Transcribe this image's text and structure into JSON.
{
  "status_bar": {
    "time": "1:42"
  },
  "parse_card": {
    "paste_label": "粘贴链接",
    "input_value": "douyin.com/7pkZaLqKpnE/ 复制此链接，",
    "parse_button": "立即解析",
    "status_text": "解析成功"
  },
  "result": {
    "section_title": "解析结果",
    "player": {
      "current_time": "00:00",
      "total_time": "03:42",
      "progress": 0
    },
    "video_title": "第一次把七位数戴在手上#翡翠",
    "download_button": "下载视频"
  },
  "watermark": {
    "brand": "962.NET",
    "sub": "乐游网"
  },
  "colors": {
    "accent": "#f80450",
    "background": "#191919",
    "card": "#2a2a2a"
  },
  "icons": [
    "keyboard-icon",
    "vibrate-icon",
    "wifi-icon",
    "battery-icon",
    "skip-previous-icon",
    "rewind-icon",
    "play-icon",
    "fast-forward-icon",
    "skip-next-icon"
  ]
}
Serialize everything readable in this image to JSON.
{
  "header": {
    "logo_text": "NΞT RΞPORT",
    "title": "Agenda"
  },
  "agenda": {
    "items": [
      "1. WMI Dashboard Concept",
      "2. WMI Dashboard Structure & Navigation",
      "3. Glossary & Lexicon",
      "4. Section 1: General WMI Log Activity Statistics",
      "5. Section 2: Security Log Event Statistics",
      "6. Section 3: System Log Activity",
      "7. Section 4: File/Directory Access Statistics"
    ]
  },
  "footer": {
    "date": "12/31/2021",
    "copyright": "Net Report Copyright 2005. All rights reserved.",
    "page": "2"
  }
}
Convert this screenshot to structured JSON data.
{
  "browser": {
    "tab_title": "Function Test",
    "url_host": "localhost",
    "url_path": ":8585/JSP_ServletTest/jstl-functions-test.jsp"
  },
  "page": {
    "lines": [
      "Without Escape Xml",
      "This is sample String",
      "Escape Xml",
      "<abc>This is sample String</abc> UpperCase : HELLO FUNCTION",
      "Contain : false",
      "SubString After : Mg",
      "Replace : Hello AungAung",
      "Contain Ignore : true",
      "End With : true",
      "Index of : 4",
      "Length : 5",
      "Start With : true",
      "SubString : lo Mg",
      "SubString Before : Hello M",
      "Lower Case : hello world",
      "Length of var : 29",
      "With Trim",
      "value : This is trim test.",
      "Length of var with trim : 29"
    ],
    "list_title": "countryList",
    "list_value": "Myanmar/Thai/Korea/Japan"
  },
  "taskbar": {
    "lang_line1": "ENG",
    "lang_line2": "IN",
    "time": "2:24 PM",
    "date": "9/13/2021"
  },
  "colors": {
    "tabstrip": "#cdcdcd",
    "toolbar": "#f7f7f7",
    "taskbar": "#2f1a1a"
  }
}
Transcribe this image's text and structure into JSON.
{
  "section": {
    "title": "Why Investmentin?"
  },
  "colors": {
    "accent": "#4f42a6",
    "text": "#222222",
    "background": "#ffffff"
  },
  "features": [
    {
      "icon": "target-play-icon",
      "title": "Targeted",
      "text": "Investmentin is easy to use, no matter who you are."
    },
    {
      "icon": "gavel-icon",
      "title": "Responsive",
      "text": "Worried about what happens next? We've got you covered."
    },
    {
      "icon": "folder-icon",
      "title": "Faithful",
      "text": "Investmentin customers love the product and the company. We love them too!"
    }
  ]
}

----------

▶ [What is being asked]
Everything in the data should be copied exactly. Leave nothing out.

▶ [Result for this task]
Transcribe this image's text and structure into JSON.
{
  "status_bar": {
    "time": "1:42"
  },
  "parse_card": {
    "paste_label": "粘贴链接",
    "input_value": "douyin.com/7pkZaLqKpnE/ 复制此链接，",
    "parse_button": "立即解析",
    "status_text": "解析成功"
  },
  "result": {
    "section_title": "解析结果",
    "player": {
      "current_time": "00:00",
      "total_time": "03:42",
      "progress": 0
    },
    "video_title": "第一次把七位数戴在手上#翡翠",
    "download_button": "下载视频"
  },
  "watermark": {
    "brand": "962.NET",
    "sub": "乐游网"
  },
  "colors": {
    "accent": "#f80450",
    "background": "#191919",
    "card": "#2a2a2a"
  },
  "icons": [
    "keyboard-icon",
    "vibrate-icon",
    "wifi-icon",
    "battery-icon",
    "skip-previous-icon",
    "rewind-icon",
    "play-icon",
    "fast-forward-icon",
    "skip-next-icon"
  ]
}
Serialize everything readable in this image to JSON.
{
  "header": {
    "logo_text": "NΞT RΞPORT",
    "title": "Agenda"
  },
  "agenda": {
    "items": [
      "1. WMI Dashboard Concept",
      "2. WMI Dashboard Structure & Navigation",
      "3. Glossary & Lexicon",
      "4. Section 1: General WMI Log Activity Statistics",
      "5. Section 2: Security Log Event Statistics",
      "6. Section 3: System Log Activity",
      "7. Section 4: File/Directory Access Statistics"
    ]
  },
  "footer": {
    "date": "12/31/2021",
    "copyright": "Net Report Copyright 2005. All rights reserved.",
    "page": "2"
  }
}
Convert this screenshot to structured JSON data.
{
  "browser": {
    "tab_title": "Function Test",
    "url_host": "localhost",
    "url_path": ":8585/JSP_ServletTest/jstl-functions-test.jsp"
  },
  "page": {
    "lines": [
      "Without Escape Xml",
      "This is sample String",
      "Escape Xml",
      "<abc>This is sample String</abc> UpperCase : HELLO FUNCTION",
      "Contain : false",
      "SubString After : Mg",
      "Replace : Hello AungAung",
      "Contain Ignore : true",
      "End With : true",
      "Index of : 4",
      "Length : 5",
      "Start With : true",
      "SubString : lo Mg",
      "SubString Before : Hello M",
      "Lower Case : hello world",
      "Length of var : 29",
      "With Trim",
      "value : This is trim test.",
      "Length of var with trim : 29"
    ],
    "list_title": "countryList",
    "list_value": "Myanmar/Thai/Korea/Japan"
  },
  "taskbar": {
    "lang_line1": "ENG",
    "lang_line2": "IN",
    "time": "2:24 PM",
    "date": "9/13/2021"
  },
  "colors": {
    "tabstrip": "#cdcdcd",
    "toolbar": "#f7f7f7",
    "taskbar": "#2f1a1a"
  }
}
Transcribe this image's text and structure into JSON.
{
  "section": {
    "title": "Why Investmentin?"
  },
  "colors": {
    "accent": "#4f42a6",
    "text": "#222222",
    "background": "#ffffff"
  },
  "features": [
    {
      "icon": "target-play-icon",
      "title": "Targeted",
      "text": "Investmentin is easy to use, no matter who you are."
    },
    {
      "icon": "gavel-icon",
      "title": "Responsive",
      "text": "Worried about what happens next? We've got you covered."
    },
    {
      "icon": "folder-icon",
      "title": "Faithful",
      "text": "Investmentin customers love the product and the company. We love them too!"
    }
  ]
}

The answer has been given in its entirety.